%%

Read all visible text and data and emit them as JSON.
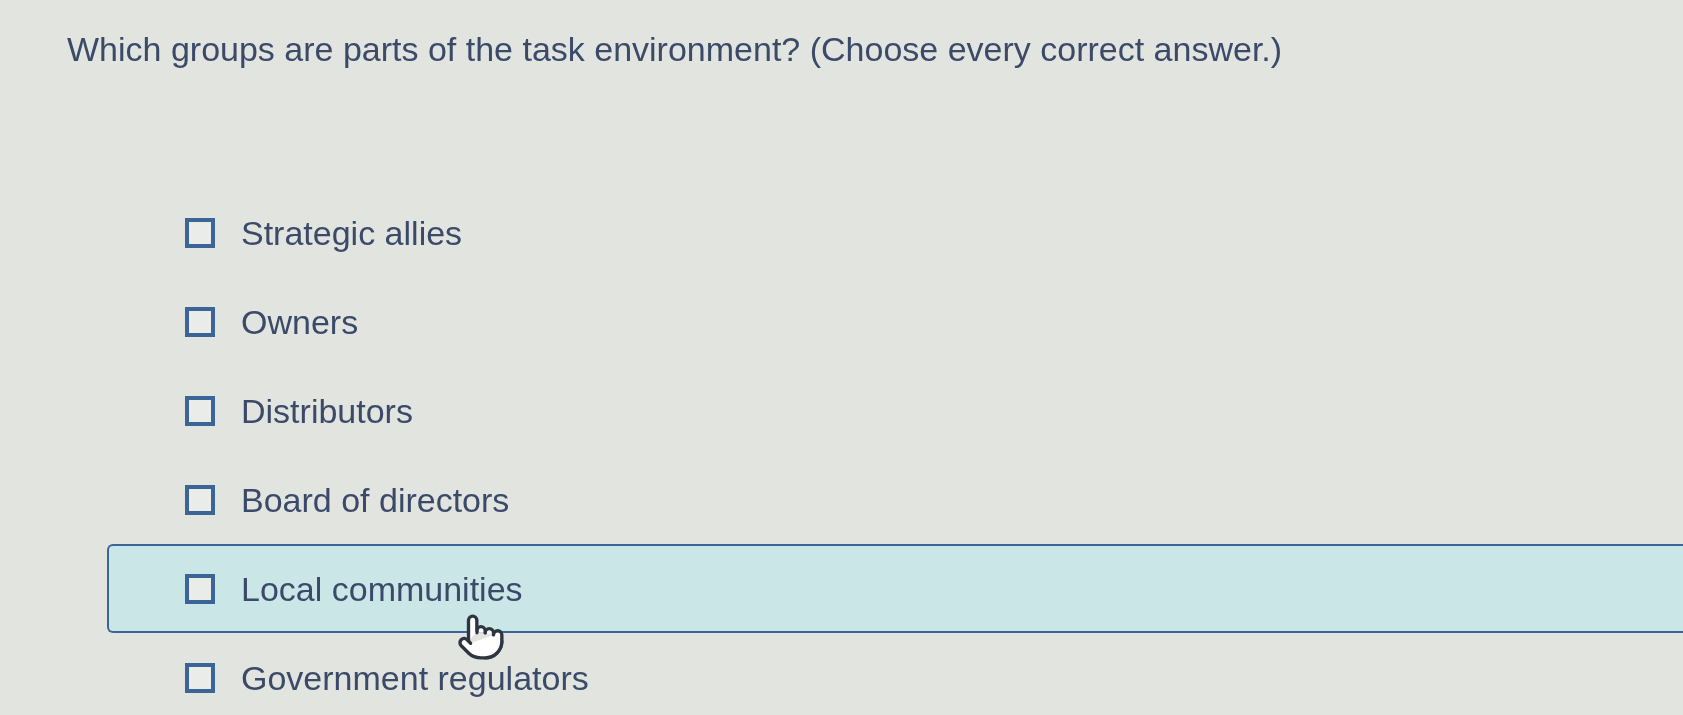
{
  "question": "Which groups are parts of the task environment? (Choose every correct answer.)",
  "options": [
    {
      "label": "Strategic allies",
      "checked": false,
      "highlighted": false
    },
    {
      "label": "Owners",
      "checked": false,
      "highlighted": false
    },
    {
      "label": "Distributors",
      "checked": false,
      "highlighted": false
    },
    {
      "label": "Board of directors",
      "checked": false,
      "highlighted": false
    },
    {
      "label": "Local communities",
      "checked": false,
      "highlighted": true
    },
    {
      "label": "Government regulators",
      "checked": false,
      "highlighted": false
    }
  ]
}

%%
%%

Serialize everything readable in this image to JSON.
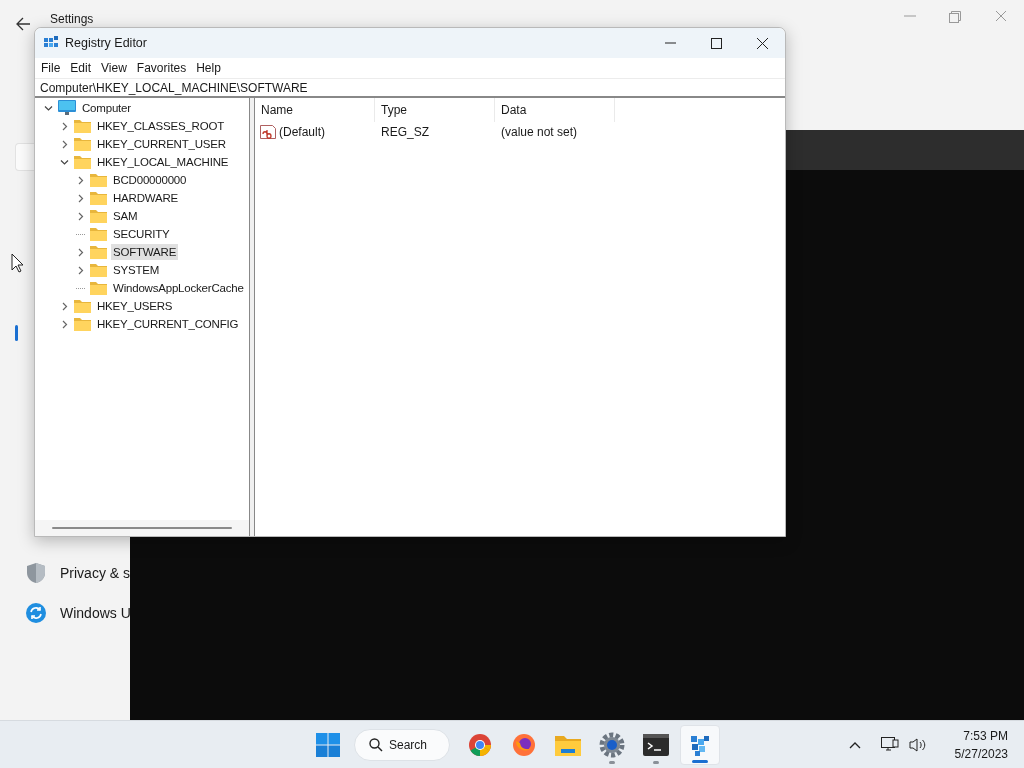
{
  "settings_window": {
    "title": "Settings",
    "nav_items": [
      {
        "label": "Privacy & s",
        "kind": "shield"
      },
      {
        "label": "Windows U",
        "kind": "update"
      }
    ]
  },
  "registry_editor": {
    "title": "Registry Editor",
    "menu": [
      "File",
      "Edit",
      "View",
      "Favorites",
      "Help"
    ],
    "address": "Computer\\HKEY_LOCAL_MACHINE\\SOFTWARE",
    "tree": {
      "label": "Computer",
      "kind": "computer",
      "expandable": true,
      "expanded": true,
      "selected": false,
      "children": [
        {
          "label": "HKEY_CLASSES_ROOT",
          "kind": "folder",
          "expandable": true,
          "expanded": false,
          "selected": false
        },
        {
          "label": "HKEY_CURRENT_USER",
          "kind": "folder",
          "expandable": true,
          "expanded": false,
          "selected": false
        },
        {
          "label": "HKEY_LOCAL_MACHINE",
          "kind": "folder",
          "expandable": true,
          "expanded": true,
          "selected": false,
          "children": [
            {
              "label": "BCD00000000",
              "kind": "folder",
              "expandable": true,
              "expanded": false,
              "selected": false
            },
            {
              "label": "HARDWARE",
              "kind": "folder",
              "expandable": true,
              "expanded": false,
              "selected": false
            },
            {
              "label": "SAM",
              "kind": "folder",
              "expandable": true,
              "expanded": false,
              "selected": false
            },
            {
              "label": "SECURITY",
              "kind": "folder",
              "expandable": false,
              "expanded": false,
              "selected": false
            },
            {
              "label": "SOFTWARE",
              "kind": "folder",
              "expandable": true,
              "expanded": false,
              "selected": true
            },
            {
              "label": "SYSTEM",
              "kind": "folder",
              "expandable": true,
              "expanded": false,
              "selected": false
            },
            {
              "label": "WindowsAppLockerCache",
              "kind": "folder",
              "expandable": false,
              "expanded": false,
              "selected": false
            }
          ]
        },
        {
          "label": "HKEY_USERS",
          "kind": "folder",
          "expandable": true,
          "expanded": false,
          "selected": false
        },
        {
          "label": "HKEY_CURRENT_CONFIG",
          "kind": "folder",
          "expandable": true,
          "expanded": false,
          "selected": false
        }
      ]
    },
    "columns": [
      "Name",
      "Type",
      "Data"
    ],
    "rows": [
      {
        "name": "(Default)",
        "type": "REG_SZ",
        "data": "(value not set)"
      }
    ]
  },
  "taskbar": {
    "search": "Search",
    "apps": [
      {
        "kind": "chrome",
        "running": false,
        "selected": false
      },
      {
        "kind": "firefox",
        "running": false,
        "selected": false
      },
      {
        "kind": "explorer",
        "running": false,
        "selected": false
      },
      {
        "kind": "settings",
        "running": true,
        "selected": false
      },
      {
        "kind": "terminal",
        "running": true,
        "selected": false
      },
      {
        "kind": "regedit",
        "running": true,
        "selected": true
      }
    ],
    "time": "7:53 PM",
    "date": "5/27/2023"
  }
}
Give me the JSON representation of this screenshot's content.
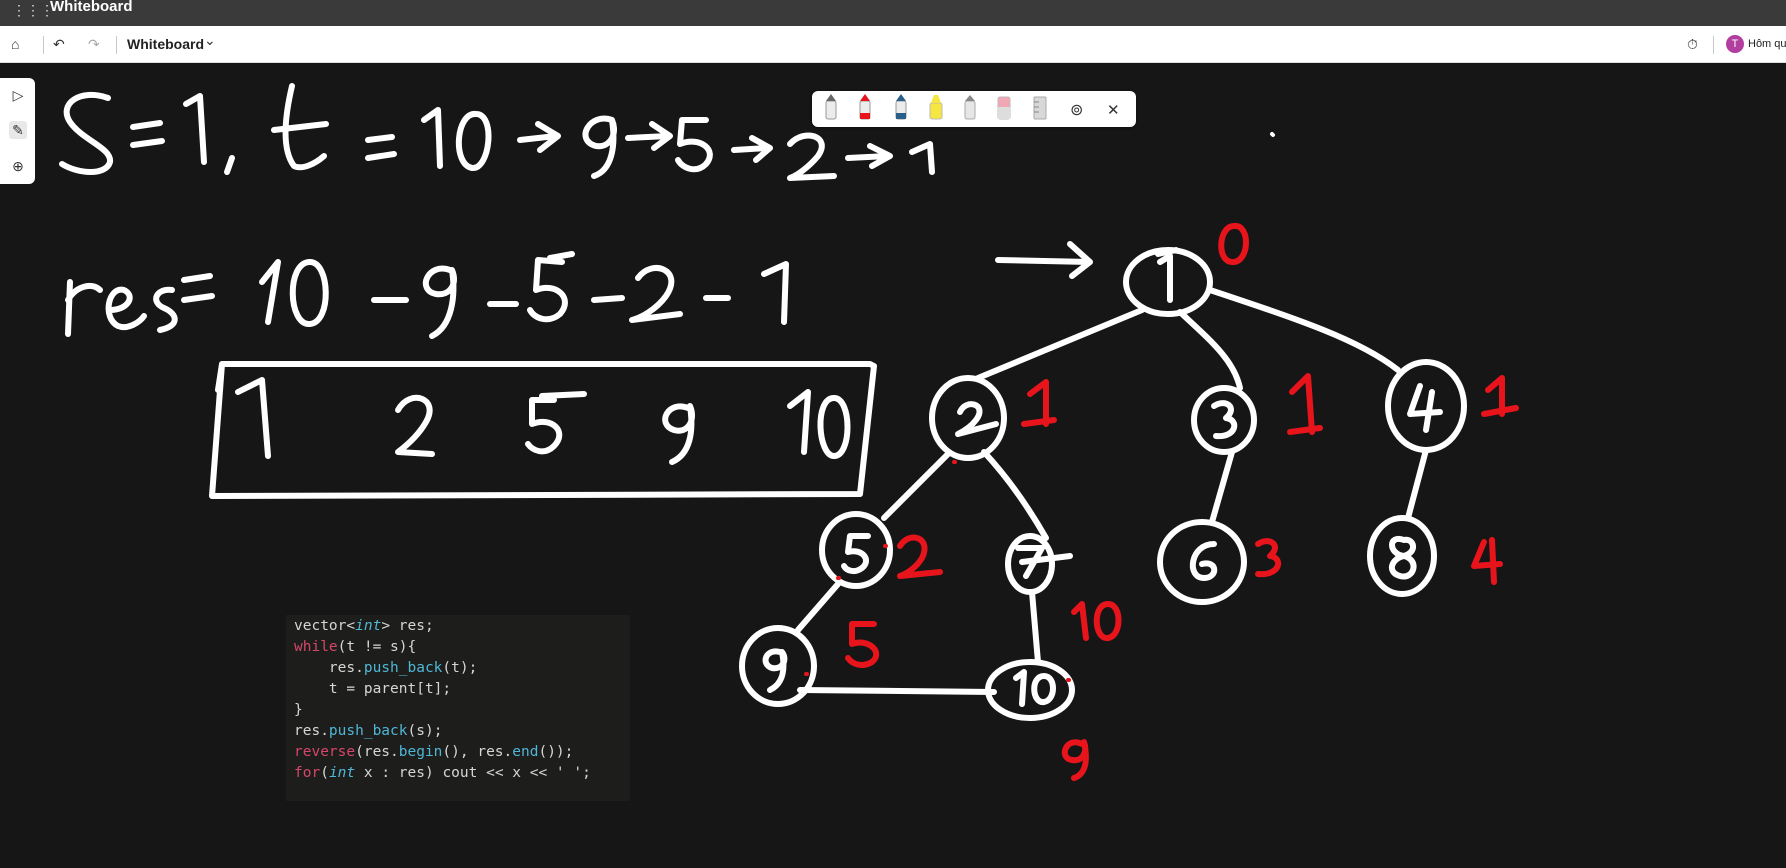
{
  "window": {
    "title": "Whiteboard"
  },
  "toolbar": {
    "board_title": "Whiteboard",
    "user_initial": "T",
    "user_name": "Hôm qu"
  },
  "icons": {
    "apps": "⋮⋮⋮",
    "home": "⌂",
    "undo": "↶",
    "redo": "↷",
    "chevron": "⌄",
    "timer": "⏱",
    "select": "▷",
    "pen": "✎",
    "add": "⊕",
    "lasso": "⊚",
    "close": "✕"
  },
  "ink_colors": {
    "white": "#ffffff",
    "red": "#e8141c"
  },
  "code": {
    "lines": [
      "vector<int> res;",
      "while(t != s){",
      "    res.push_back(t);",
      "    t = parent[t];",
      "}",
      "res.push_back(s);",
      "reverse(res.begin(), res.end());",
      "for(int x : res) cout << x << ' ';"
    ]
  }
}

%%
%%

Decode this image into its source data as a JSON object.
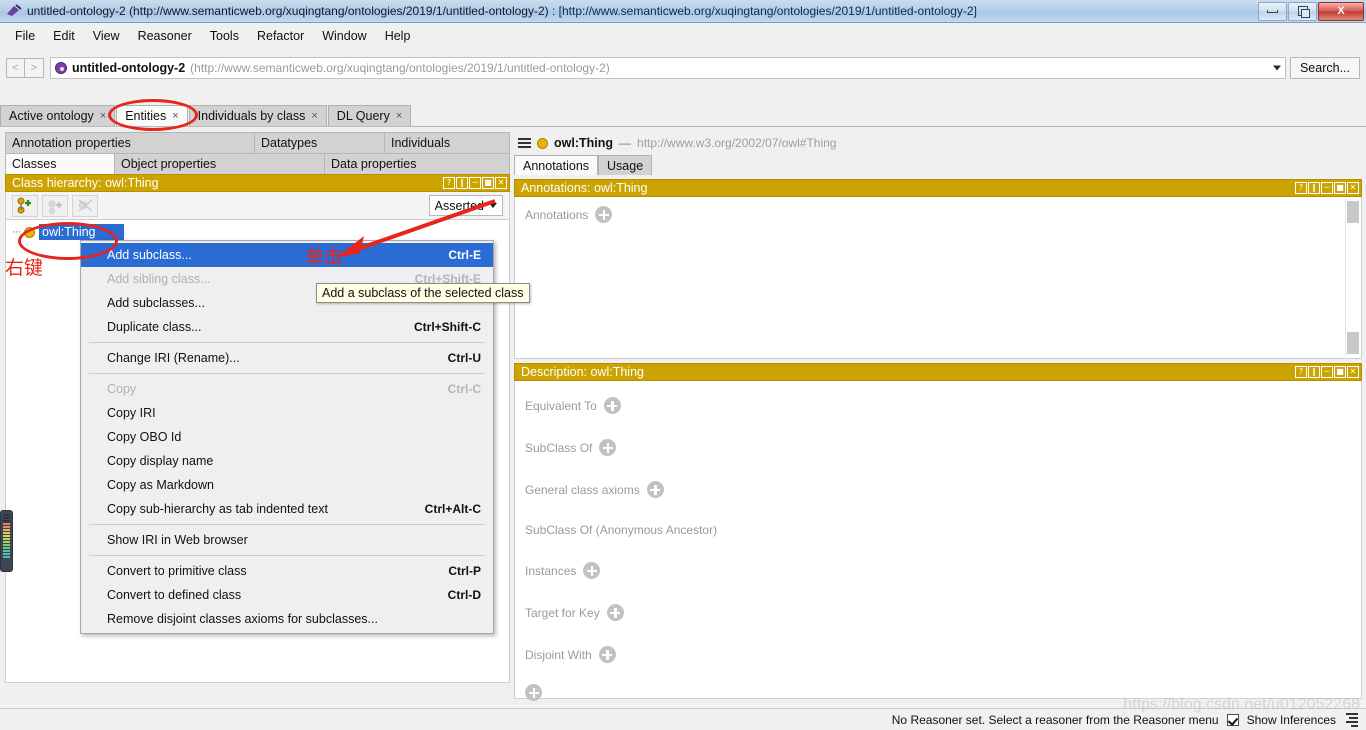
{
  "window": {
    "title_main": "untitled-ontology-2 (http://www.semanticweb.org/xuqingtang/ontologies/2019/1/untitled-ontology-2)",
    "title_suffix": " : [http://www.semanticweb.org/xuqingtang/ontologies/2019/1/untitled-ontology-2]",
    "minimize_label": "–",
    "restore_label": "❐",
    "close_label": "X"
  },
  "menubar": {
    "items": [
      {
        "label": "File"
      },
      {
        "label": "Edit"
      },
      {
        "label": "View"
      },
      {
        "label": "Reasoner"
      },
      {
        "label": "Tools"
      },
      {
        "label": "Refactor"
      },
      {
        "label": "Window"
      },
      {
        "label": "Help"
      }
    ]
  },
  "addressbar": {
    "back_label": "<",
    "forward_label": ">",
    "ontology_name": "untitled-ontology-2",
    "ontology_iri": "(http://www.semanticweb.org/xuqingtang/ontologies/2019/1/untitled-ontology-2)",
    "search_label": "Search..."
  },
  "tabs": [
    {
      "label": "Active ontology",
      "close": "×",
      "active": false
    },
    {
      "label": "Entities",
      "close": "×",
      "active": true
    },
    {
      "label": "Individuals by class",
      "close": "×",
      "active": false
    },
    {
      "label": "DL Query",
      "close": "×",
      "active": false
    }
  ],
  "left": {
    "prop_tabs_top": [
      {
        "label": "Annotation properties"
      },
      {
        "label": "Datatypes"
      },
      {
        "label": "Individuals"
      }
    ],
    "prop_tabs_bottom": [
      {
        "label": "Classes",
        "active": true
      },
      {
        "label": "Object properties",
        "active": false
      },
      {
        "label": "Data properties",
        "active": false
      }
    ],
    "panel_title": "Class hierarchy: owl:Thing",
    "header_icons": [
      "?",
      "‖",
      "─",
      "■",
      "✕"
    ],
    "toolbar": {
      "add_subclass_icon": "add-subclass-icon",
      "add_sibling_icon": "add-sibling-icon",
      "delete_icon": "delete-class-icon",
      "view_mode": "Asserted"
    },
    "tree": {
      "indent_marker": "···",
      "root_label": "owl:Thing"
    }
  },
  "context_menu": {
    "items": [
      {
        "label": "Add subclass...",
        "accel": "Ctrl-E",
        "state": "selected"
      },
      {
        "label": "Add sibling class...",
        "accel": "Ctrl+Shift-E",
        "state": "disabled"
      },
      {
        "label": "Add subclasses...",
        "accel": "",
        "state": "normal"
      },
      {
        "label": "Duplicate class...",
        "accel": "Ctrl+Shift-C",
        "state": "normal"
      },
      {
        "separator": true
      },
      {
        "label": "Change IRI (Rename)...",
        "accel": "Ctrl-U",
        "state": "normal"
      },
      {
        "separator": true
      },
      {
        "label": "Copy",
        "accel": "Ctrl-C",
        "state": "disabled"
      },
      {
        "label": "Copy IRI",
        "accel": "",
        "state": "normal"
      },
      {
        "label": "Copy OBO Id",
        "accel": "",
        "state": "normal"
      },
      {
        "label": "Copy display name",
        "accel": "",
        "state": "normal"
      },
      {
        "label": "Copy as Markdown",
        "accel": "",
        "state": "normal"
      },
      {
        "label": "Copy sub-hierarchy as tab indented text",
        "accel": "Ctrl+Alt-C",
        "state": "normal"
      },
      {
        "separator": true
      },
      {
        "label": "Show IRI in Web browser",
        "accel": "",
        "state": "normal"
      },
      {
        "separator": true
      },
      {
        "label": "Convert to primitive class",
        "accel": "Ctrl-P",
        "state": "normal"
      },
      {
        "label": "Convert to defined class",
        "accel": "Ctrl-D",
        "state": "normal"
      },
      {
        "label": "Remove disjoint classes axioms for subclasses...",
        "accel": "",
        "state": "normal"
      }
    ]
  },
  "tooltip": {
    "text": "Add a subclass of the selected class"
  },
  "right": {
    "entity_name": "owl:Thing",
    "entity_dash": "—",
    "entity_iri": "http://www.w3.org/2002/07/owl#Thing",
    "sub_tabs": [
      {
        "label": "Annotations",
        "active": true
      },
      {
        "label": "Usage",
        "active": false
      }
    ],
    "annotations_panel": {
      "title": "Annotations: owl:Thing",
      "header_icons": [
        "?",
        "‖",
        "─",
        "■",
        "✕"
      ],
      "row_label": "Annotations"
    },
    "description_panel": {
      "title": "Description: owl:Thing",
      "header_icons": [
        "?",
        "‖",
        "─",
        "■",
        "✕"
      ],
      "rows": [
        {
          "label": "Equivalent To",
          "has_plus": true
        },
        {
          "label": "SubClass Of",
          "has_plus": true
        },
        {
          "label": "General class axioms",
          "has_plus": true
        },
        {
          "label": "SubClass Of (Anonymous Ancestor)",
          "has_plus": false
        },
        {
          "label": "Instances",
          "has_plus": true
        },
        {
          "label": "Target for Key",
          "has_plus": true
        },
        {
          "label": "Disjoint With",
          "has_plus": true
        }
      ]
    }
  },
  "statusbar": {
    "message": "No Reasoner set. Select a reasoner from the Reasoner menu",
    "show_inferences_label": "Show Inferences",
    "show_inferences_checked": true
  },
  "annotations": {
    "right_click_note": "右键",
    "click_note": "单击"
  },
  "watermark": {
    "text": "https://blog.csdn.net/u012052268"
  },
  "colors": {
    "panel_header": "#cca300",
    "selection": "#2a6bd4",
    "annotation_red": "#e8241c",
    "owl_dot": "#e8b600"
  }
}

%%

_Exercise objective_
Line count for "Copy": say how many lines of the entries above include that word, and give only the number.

_Answer to the problem_
6